__Your instructions__. A verbatim reproduction of all the entries is needed.

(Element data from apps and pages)

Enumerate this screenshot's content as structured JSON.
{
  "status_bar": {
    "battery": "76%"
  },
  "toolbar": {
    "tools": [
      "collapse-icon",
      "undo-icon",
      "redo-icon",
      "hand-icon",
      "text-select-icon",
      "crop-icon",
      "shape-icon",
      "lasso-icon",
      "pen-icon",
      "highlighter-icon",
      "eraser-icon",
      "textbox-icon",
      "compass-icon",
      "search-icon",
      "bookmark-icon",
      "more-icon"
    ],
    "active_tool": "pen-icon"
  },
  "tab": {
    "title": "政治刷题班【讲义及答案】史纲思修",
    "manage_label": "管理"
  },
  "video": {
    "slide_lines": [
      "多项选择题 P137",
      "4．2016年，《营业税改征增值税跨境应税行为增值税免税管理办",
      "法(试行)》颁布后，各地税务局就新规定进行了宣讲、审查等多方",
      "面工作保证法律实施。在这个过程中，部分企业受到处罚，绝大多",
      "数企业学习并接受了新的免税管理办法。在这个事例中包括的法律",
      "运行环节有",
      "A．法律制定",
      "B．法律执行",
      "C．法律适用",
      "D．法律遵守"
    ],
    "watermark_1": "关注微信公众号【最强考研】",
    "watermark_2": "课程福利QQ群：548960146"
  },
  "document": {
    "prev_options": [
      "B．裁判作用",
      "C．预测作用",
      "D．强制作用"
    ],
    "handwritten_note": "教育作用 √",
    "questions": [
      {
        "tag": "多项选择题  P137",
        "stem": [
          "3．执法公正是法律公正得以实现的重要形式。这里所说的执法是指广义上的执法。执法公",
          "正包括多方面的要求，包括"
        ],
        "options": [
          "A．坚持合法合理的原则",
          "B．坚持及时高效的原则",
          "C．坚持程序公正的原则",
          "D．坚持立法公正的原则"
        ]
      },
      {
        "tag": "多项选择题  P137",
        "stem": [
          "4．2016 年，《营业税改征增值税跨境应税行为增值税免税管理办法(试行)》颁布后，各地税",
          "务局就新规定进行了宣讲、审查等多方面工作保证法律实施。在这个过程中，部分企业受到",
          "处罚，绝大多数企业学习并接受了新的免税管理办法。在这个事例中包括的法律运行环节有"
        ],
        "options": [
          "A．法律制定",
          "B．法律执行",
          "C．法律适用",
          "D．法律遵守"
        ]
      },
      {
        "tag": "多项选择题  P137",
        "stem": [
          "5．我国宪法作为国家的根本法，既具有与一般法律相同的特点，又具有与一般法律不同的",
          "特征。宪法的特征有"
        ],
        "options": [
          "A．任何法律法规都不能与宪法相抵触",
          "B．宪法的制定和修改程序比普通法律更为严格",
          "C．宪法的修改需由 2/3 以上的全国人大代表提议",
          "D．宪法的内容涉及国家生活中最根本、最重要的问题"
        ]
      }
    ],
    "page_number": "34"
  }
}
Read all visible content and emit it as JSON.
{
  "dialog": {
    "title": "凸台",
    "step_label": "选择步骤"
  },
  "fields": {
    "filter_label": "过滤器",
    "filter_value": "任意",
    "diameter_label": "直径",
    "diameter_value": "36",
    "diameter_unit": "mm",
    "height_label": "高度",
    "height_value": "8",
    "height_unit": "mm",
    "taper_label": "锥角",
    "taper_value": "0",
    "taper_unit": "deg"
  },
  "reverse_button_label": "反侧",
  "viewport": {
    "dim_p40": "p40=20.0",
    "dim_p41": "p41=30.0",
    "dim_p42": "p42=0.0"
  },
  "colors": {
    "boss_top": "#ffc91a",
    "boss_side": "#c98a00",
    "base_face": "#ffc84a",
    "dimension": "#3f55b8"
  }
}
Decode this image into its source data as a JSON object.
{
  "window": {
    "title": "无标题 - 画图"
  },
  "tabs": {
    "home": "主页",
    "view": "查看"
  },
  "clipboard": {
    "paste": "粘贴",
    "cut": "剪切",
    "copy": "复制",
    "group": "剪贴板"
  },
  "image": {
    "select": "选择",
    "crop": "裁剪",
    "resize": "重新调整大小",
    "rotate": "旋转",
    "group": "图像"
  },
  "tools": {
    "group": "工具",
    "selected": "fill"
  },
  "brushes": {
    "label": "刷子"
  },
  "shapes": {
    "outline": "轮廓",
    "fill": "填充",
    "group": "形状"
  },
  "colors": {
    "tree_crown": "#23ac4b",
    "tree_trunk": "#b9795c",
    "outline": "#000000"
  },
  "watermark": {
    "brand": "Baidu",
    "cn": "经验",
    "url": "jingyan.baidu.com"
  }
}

__Finished exercise__.
Enumerate this screenshot's content as structured JSON.
{
  "status_bar": {
    "battery": "76%"
  },
  "toolbar": {
    "tools": [
      "collapse-icon",
      "undo-icon",
      "redo-icon",
      "hand-icon",
      "text-select-icon",
      "crop-icon",
      "shape-icon",
      "lasso-icon",
      "pen-icon",
      "highlighter-icon",
      "eraser-icon",
      "textbox-icon",
      "compass-icon",
      "search-icon",
      "bookmark-icon",
      "more-icon"
    ],
    "active_tool": "pen-icon"
  },
  "tab": {
    "title": "政治刷题班【讲义及答案】史纲思修",
    "manage_label": "管理"
  },
  "video": {
    "slide_lines": [
      "多项选择题 P137",
      "4．2016年，《营业税改征增值税跨境应税行为增值税免税管理办",
      "法(试行)》颁布后，各地税务局就新规定进行了宣讲、审查等多方",
      "面工作保证法律实施。在这个过程中，部分企业受到处罚，绝大多",
      "数企业学习并接受了新的免税管理办法。在这个事例中包括的法律",
      "运行环节有",
      "A．法律制定",
      "B．法律执行",
      "C．法律适用",
      "D．法律遵守"
    ],
    "watermark_1": "关注微信公众号【最强考研】",
    "watermark_2": "课程福利QQ群：548960146"
  },
  "document": {
    "prev_options": [
      "B．裁判作用",
      "C．预测作用",
      "D．强制作用"
    ],
    "handwritten_note": "教育作用 √",
    "questions": [
      {
        "tag": "多项选择题  P137",
        "stem": [
          "3．执法公正是法律公正得以实现的重要形式。这里所说的执法是指广义上的执法。执法公",
          "正包括多方面的要求，包括"
        ],
        "options": [
          "A．坚持合法合理的原则",
          "B．坚持及时高效的原则",
          "C．坚持程序公正的原则",
          "D．坚持立法公正的原则"
        ]
      },
      {
        "tag": "多项选择题  P137",
        "stem": [
          "4．2016 年，《营业税改征增值税跨境应税行为增值税免税管理办法(试行)》颁布后，各地税",
          "务局就新规定进行了宣讲、审查等多方面工作保证法律实施。在这个过程中，部分企业受到",
          "处罚，绝大多数企业学习并接受了新的免税管理办法。在这个事例中包括的法律运行环节有"
        ],
        "options": [
          "A．法律制定",
          "B．法律执行",
          "C．法律适用",
          "D．法律遵守"
        ]
      },
      {
        "tag": "多项选择题  P137",
        "stem": [
          "5．我国宪法作为国家的根本法，既具有与一般法律相同的特点，又具有与一般法律不同的",
          "特征。宪法的特征有"
        ],
        "options": [
          "A．任何法律法规都不能与宪法相抵触",
          "B．宪法的制定和修改程序比普通法律更为严格",
          "C．宪法的修改需由 2/3 以上的全国人大代表提议",
          "D．宪法的内容涉及国家生活中最根本、最重要的问题"
        ]
      }
    ],
    "page_number": "34"
  }
}
Read all visible content and emit it as JSON.
{
  "dialog": {
    "title": "凸台",
    "step_label": "选择步骤"
  },
  "fields": {
    "filter_label": "过滤器",
    "filter_value": "任意",
    "diameter_label": "直径",
    "diameter_value": "36",
    "diameter_unit": "mm",
    "height_label": "高度",
    "height_value": "8",
    "height_unit": "mm",
    "taper_label": "锥角",
    "taper_value": "0",
    "taper_unit": "deg"
  },
  "reverse_button_label": "反侧",
  "viewport": {
    "dim_p40": "p40=20.0",
    "dim_p41": "p41=30.0",
    "dim_p42": "p42=0.0"
  },
  "colors": {
    "boss_top": "#ffc91a",
    "boss_side": "#c98a00",
    "base_face": "#ffc84a",
    "dimension": "#3f55b8"
  }
}
Decode this image into its source data as a JSON object.
{
  "window": {
    "title": "无标题 - 画图"
  },
  "tabs": {
    "home": "主页",
    "view": "查看"
  },
  "clipboard": {
    "paste": "粘贴",
    "cut": "剪切",
    "copy": "复制",
    "group": "剪贴板"
  },
  "image": {
    "select": "选择",
    "crop": "裁剪",
    "resize": "重新调整大小",
    "rotate": "旋转",
    "group": "图像"
  },
  "tools": {
    "group": "工具",
    "selected": "fill"
  },
  "brushes": {
    "label": "刷子"
  },
  "shapes": {
    "outline": "轮廓",
    "fill": "填充",
    "group": "形状"
  },
  "colors": {
    "tree_crown": "#23ac4b",
    "tree_trunk": "#b9795c",
    "outline": "#000000"
  },
  "watermark": {
    "brand": "Baidu",
    "cn": "经验",
    "url": "jingyan.baidu.com"
  }
}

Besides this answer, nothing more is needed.